I've committed a new update to Pyd. It does three things of note:
First, it fixes a horrible bug in how Pyd keeps class references. Whenever a class instance is returned to Python, Pyd keeps a reference to that instance in an AA. In fact, Pyd has a number of these AAs: One dedicated to class instances, and one more for each other type which may be passed to Python. (For instance, delegates, which may hold a reference to GC-controlled data.)
There is an internal Pyd function for replacing what D object a wrapping Python object points to. This function also takes care of tracking this reference keeping, adding and removing references when needed. It is a template function, called
void WrapPyObject_SetObj(T)(PyObject* self, T t).
This function is called whenever you instantiate a Python type which wraps a D class, and when that Python type is deallocated. In the deallocation function, it was called like this:
By setting the reference in the Python class to
WrapPyObject_SetObj will clear the old reference to the object from the AA, without setting a new one. Or, at least, it's supposed to. Can you spot the error?
For the answer, see changeset 113. It was a real "oh, shit" moment when I saw what was going on, I tell you what. (Hint: What's the type of
The second thing this update does is improve Pyd's handling of arrays. It can now convert any iterable Python object to a dynamic array, as long as each element of the iterable can be converted to the value type of the array.
Finally, I've added a
Repr struct template, which allows you to specify a member function to use as the Python type's
__repr__ overload. I debated for a while having Pyd automatically wrap a
toString overload, but
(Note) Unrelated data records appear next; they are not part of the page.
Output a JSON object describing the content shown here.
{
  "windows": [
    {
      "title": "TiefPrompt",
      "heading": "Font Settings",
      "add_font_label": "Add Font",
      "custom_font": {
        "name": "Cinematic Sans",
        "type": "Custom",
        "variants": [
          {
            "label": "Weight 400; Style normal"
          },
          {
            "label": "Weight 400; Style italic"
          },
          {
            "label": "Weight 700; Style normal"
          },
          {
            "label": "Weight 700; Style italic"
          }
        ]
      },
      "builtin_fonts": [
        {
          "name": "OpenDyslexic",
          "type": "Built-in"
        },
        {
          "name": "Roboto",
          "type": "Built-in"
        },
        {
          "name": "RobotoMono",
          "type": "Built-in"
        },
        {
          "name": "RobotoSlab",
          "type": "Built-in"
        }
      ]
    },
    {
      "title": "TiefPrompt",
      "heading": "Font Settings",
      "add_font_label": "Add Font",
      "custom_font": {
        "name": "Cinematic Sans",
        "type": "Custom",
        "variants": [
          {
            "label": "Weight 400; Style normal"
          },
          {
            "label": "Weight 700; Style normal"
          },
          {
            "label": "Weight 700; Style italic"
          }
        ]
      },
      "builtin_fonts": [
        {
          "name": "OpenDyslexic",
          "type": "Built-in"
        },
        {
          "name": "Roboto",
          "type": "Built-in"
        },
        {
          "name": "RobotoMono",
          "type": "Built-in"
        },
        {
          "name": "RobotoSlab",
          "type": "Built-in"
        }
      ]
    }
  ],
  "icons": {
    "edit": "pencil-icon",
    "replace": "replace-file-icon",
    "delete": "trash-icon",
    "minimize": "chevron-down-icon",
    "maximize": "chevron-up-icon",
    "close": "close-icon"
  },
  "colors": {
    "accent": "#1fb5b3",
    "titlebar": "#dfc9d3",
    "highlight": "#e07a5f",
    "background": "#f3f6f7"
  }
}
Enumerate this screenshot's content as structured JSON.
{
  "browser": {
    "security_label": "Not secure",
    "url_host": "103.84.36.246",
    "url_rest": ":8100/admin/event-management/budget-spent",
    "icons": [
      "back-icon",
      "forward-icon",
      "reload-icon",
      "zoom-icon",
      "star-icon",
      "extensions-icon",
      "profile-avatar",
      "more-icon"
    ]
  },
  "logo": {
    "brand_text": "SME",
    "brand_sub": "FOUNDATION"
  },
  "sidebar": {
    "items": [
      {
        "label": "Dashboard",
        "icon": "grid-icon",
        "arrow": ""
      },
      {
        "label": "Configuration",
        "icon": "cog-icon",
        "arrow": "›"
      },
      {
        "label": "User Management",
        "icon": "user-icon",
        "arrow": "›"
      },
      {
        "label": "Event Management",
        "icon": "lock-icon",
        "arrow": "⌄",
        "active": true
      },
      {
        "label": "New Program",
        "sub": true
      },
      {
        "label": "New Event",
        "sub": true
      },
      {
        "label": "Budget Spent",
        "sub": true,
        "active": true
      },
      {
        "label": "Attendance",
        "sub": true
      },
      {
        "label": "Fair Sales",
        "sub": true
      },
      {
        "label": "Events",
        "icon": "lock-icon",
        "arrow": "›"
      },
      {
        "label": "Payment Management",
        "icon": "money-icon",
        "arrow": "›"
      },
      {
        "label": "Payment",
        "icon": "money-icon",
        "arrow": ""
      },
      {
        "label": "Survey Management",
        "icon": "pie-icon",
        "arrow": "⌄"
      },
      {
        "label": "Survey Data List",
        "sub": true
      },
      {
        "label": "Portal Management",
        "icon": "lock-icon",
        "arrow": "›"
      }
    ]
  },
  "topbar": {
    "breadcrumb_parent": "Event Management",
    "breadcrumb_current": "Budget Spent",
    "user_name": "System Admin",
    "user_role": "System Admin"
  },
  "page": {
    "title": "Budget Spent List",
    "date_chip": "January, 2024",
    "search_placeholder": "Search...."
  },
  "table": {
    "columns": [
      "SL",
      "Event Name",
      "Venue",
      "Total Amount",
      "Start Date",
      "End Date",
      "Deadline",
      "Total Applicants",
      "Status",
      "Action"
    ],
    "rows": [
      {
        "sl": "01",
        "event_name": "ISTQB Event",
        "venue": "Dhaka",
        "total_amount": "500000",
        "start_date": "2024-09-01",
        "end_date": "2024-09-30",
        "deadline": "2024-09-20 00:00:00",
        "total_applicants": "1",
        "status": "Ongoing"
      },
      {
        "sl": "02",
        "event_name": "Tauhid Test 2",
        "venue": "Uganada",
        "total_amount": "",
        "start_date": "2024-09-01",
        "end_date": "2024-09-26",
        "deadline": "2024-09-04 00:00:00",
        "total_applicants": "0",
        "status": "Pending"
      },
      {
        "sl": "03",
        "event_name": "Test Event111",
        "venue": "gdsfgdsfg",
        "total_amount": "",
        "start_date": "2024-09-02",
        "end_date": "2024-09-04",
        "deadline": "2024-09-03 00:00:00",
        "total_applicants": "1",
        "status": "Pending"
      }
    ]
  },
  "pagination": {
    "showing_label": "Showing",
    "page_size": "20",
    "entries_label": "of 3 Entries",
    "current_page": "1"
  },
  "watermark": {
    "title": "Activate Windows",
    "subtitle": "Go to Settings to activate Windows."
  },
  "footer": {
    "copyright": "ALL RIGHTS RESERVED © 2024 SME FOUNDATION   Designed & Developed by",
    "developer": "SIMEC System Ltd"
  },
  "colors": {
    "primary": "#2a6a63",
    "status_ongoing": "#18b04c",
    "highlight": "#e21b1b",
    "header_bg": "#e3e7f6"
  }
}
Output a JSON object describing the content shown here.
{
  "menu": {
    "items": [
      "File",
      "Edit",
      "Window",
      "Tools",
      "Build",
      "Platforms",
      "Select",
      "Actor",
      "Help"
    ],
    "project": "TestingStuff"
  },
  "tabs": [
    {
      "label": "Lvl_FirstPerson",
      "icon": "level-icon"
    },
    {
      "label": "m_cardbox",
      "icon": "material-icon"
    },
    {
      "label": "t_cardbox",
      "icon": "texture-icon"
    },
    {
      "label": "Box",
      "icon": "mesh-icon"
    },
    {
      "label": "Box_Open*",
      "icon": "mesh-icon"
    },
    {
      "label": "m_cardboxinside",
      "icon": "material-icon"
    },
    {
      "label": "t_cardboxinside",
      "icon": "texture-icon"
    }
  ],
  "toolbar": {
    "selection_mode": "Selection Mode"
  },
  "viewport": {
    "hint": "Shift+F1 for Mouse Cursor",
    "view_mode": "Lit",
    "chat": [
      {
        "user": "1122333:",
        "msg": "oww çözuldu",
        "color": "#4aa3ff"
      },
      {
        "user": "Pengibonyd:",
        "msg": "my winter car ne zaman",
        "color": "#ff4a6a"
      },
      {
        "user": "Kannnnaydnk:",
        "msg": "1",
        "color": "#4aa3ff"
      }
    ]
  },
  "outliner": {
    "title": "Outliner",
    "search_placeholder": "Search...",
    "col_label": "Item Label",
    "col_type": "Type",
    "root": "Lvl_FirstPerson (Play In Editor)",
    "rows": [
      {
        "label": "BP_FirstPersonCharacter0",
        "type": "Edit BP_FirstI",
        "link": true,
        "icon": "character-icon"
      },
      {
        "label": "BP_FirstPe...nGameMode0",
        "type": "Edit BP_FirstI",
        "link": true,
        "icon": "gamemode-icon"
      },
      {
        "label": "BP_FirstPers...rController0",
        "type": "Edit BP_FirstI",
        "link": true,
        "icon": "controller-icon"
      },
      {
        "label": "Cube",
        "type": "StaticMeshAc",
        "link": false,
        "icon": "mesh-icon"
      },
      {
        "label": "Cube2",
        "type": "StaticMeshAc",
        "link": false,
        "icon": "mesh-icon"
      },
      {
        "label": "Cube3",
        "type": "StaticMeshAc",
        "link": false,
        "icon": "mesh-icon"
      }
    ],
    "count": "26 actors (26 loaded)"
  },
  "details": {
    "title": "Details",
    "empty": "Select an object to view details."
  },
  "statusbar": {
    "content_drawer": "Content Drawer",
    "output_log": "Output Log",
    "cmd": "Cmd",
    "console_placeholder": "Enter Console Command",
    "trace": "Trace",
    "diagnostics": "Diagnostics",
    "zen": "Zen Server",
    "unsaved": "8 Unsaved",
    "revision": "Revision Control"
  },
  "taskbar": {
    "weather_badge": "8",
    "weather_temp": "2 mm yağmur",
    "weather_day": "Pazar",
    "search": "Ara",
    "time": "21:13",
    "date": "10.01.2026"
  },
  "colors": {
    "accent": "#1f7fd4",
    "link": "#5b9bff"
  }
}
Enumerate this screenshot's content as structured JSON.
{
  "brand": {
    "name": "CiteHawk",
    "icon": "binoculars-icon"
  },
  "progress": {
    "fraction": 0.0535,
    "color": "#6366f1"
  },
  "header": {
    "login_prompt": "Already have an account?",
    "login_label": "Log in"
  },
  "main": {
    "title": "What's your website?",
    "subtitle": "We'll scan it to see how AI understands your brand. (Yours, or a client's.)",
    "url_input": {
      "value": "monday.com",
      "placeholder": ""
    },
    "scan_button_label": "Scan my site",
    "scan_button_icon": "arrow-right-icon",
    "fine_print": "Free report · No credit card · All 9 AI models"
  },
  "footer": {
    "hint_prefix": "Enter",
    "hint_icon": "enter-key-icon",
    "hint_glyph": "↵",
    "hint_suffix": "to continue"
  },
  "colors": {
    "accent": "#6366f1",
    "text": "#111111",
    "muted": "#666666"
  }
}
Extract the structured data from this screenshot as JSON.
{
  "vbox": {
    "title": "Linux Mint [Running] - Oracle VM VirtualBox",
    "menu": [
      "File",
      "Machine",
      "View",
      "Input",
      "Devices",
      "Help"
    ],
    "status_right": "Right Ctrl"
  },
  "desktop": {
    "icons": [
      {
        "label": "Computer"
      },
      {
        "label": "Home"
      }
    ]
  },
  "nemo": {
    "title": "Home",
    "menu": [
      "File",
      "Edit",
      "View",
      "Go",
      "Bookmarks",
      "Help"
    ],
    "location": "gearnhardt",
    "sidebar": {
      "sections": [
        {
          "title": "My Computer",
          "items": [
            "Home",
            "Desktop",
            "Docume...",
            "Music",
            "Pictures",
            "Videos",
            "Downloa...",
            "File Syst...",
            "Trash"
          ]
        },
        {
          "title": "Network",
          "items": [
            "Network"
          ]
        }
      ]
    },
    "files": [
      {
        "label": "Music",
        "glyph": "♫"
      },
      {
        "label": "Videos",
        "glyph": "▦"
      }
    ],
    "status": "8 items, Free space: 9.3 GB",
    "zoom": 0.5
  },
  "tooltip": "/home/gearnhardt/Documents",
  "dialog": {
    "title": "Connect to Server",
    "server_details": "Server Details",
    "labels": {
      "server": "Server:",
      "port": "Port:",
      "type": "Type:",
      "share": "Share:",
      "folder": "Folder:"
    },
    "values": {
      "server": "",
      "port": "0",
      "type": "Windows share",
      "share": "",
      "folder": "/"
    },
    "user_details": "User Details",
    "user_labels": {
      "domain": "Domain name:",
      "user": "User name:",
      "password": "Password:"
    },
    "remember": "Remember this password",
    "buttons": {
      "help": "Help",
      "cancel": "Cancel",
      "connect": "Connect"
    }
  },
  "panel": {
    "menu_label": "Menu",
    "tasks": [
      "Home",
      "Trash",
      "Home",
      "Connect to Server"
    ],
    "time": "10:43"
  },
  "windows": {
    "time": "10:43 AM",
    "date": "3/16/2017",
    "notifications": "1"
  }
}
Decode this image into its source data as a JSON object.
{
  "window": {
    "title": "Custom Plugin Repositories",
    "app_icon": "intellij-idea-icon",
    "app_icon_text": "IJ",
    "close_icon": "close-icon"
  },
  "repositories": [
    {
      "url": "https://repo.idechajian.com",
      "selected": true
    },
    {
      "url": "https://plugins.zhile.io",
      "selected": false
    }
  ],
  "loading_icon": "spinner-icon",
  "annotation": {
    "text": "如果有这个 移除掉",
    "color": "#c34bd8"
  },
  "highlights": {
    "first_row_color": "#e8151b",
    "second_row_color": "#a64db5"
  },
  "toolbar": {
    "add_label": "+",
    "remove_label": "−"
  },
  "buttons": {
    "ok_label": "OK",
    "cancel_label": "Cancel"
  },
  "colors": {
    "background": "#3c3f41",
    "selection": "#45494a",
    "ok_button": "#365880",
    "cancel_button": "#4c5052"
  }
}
toString doesn't have quite the same meaning as
__repr__ does. The
Repr struct allows you to explicitly use
toString if it makes sense.